Imagine if we all used our readily available, efficient, direct, and effective communication tools to signal our intentions, needs, and caring for one another off the road, too?

Wow, what an amazing world this might be.

New on HTC: The Bit Post; Choices

Captured from Facebook

Friends, every once in a while I have moments of relative wisdom and avid connection. Often it comes while responding to patient questions, sometimes on the phone, sometimes on email or portal messaging, and very often over text. So many posts on this blog started as these little, ‘bit’ insights. I marinate them, stir them around, turn them like a Rubik’s cube, until they’re so convoluted that it takes another, longer period to unravel them again to be ‘worthy’ to post.

So tonight I’m trying something new: the Bit Post. When moved, after brief and thoughtful enough consideration, I give myself permission to post these small notes, as is and with just enough background, just to share, in case they resonate with anyone. I feel an urge to engage here on the blog more frequently and lightheartedly, with less perfectionism and self-doubt. So we will see how this goes!

I sent the message below after a dear patient apologized for some behaviors that appear to have led to suboptimal blood test results. They made a self-judgmental comment about their life. I could feel their guilt and maybe some shame. So I replied honestly, as I wrestle with many of the same challenges. The example I give happened just last night.

So we go together, my patients and I. We are all here doing our best!!

Onward, my friends—ODOMOBaaT!
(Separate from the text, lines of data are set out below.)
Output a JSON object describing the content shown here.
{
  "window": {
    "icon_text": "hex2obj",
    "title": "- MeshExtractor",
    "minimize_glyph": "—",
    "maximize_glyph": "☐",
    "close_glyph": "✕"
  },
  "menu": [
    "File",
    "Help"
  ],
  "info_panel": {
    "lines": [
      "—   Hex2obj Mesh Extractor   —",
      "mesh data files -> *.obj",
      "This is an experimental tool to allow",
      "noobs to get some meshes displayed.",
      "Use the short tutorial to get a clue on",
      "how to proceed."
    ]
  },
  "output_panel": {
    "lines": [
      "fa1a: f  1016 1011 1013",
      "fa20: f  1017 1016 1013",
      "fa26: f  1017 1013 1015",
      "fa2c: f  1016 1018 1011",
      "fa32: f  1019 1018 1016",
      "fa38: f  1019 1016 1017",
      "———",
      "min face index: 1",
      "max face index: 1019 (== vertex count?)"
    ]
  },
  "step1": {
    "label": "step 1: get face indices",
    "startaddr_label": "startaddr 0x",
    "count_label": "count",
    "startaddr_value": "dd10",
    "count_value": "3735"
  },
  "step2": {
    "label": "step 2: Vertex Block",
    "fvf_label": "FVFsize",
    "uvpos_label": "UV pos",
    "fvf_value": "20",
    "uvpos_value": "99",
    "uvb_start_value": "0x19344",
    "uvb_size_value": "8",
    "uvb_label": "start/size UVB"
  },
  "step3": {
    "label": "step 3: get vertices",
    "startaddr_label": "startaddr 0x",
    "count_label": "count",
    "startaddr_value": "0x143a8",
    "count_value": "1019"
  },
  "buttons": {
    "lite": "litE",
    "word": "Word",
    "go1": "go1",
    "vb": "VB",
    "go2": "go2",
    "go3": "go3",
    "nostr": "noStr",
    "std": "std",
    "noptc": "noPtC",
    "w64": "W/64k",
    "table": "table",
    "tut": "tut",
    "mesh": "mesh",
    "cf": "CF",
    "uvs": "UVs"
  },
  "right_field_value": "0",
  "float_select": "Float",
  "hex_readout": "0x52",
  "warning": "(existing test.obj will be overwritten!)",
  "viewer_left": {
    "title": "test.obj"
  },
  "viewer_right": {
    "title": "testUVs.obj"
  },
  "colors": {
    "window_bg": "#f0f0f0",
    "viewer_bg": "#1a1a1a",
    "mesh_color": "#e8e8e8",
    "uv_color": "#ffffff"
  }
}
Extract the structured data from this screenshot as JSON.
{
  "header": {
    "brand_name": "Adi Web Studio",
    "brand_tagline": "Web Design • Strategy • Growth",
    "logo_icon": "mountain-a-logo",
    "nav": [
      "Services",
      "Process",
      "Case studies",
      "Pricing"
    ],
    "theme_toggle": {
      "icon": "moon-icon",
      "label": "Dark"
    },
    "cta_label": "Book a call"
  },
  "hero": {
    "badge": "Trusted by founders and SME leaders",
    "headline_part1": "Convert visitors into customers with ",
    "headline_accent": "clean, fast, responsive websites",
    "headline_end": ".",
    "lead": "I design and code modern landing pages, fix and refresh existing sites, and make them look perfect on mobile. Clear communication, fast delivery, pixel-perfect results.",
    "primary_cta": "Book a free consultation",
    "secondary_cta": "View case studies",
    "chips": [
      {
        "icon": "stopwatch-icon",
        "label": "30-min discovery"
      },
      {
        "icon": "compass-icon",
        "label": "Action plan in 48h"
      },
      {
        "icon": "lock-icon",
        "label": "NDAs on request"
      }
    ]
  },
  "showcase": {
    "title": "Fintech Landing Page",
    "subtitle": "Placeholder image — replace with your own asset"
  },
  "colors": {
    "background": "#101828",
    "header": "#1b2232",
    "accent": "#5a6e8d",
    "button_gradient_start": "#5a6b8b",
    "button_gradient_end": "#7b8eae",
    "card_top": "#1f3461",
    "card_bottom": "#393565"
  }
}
“Your life is what it is. Your choices are what they are, influenced by many circumstantial factors that vary day to day, moment to moment. No need to apologize to me—I’m not you!
“I have a rapidly evolving perspective recently on how I counsel people on habit and behavior change anymore.
“I’m here to inform and advise, not to judge. All of our choices are trade offs made in real time. I overeat tonight because I’m with friends and enjoying the food and that is more important to me in this moment than losing weight. I may regret it later and I’m not consistent at slowing down and asking myself when the weight later becomes equally important to me as dessert now. You see?
“We just have to own both our choices and their consequences.
“My goal is to have the fewest possible regrets when I die. I wish that for you too, but only you can know what choices will get you there.
“Makes sense?”